Dataset entries
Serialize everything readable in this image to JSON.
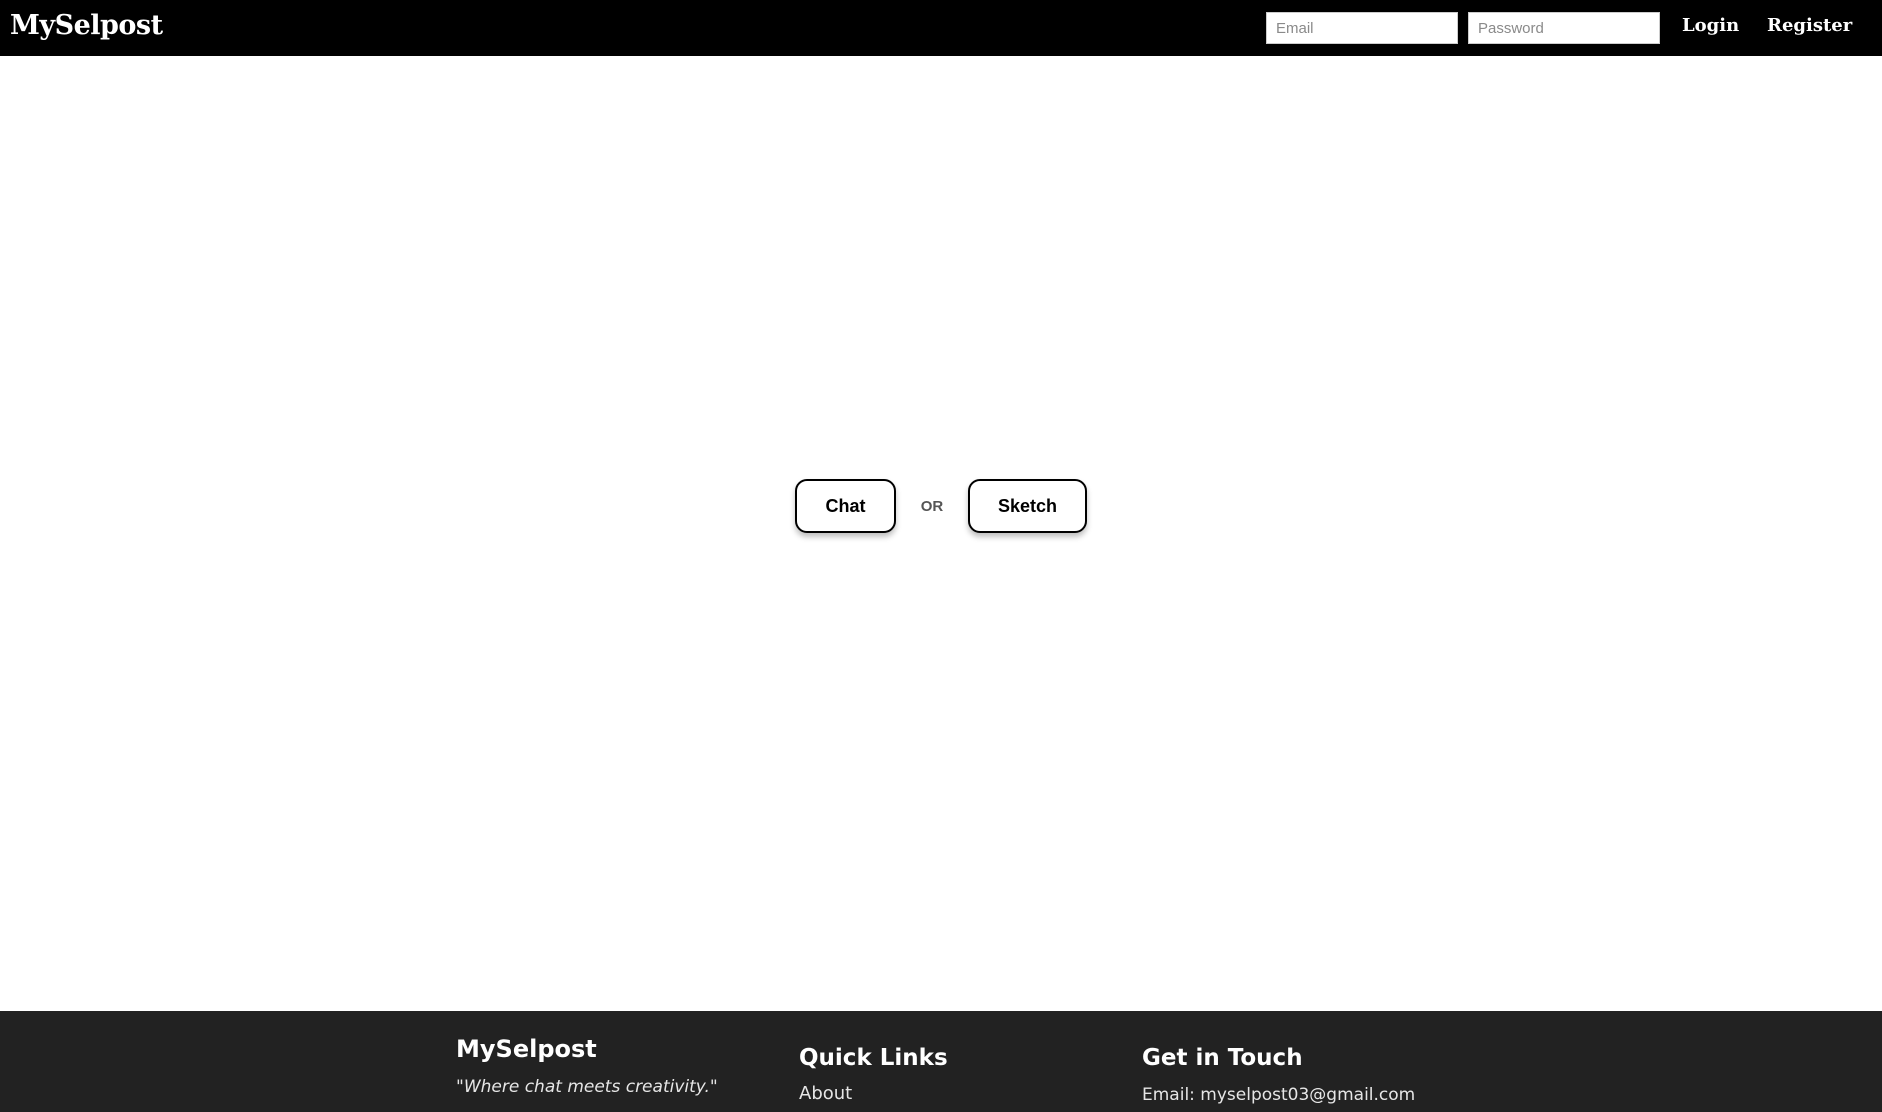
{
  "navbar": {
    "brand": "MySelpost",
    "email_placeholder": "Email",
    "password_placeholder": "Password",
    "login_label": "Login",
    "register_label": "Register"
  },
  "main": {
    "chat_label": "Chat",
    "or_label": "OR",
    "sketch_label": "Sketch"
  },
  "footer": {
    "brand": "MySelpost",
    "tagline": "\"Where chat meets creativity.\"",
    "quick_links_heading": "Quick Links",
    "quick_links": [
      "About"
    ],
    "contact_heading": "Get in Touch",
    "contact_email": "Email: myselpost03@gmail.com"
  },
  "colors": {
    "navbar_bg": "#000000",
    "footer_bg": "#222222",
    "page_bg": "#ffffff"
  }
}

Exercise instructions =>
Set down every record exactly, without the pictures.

Exercise output =>
Serialize everything readable in this image to JSON.
{
  "navbar": {
    "brand": "MySelpost",
    "email_placeholder": "Email",
    "password_placeholder": "Password",
    "login_label": "Login",
    "register_label": "Register"
  },
  "main": {
    "chat_label": "Chat",
    "or_label": "OR",
    "sketch_label": "Sketch"
  },
  "footer": {
    "brand": "MySelpost",
    "tagline": "\"Where chat meets creativity.\"",
    "quick_links_heading": "Quick Links",
    "quick_links": [
      "About"
    ],
    "contact_heading": "Get in Touch",
    "contact_email": "Email: myselpost03@gmail.com"
  },
  "colors": {
    "navbar_bg": "#000000",
    "footer_bg": "#222222",
    "page_bg": "#ffffff"
  }
}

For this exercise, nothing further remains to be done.